Brian didn't wait the usual nine months to hold his baby. His journey to fatherhood has taken more than 20 years.
It is a story that touches the heart in more ways than one.
"I lost a baby girl in 1978," Brian said. "She was stillborn." The memory still saddens him.
"We had the room all decorated, new furniture. And came home to an empty house."
The loss destroyed the relationship with his girlfriend. Brian delved into his work as owner and operator of Dark Horse Fitness on New Castle's North Hill.
"For 20 years, I was a workaholic," he confessed.
Heart attack: In January of 1998, his life began to change. A heart attack stopped him in his tracks.
"I realized that nothing I had accomplished in my life mattered," he said, rattling off numerous powerlifting awards.
In November 1998, a second heart attack, followed by quadruple bypass surgery, brought a complete change.
"During my surgery, I went into respiratory distress," Brian explained. "I felt like I was drowning, and I kept fighting and fighting to get to the top because this little girl was at the top."
He woke up from surgery determined to adopt a baby girl.

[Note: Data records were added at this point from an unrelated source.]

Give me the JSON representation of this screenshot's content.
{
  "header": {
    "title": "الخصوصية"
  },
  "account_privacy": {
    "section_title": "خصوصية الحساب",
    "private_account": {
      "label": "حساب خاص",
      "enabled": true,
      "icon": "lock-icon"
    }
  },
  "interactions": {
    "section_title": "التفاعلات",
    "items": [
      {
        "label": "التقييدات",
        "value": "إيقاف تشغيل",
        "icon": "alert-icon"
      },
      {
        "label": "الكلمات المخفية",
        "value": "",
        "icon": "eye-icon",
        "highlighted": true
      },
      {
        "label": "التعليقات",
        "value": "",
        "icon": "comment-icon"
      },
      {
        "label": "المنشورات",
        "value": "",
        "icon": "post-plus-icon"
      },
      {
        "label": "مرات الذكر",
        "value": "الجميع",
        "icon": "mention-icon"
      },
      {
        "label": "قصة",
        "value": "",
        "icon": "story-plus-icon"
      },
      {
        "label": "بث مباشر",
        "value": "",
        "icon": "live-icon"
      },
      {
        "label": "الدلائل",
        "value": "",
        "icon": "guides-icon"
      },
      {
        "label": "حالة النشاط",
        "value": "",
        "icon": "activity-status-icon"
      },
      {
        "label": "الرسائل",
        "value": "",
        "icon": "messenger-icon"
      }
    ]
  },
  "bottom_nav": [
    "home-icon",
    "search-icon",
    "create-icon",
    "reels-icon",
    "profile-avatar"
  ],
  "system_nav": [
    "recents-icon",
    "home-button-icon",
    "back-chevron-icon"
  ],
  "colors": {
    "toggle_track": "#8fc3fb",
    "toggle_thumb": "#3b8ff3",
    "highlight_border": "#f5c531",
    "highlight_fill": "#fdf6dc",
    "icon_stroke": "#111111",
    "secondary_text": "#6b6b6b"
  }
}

Brian knew the regulations about a single male adopting a baby girl. But the desire became a consuming fire within him.
"It became so powerful," Brian said. "She became my whole reason to fight to live after my surgery."
He called more than 200 adoption agencies in the United States, Canada and Puerto Rico. "Impossible" and "never" were the responses he heard. One agency suggested that he would have a better chance of success if he were homosexual and sought assistance from lobbying groups.
A find: After a year of searching, he found an agency in Pittsburgh that gave him hope -- the possibility of a child from China.
After six months of paperwork, with a picture of a baby girl in his hand, Brian was scheduled to go to China.
Days before his departure, he received a call from the Cleveland Clinic, where his heart records had been transferred. He needed surgery right away.
"There was never a decision in my mind," Brian said. "I was not going to surgery."
The doctor told him the flight could kill him.
"I'm not going to die before I get that baby in my arms," Brian responded.
In China, Brian was warned that the baby may not go to him because Chinese babies do not have much interaction with men.
"I don't know how to explain it," Brian said, beaming. "I just knew she would come to me."
Hunter Marie put her arms around her new father and never let go.
"It was like she had been waiting for me like I had been waiting for her," Brian said, smiling a proud-father smile. "Like we were both home."
Child's condition: After they returned home, Hunter had a temperature of 106. At the hospital, the doctor informed Brian that she had a severe bladder infection. If it had gone untreated for much longer, it would have reached her bloodstream and Hunter would have died. Brian, risking his own life with his heart condition, had saved Hunter's.
"It was like there was an 8,000-mile umbilical cord," he said. "I knew I had to get there."
There is yet another twist to this heartfelt journey of destiny.
A call to the doctor regarding Brian's heart surgery revealed that there had been a mix-up in the record transfer. The doctor had read Brian's charts from before his bypass surgery. His heart was fine.
With Hunter Marie in his arms, Brian already knew that.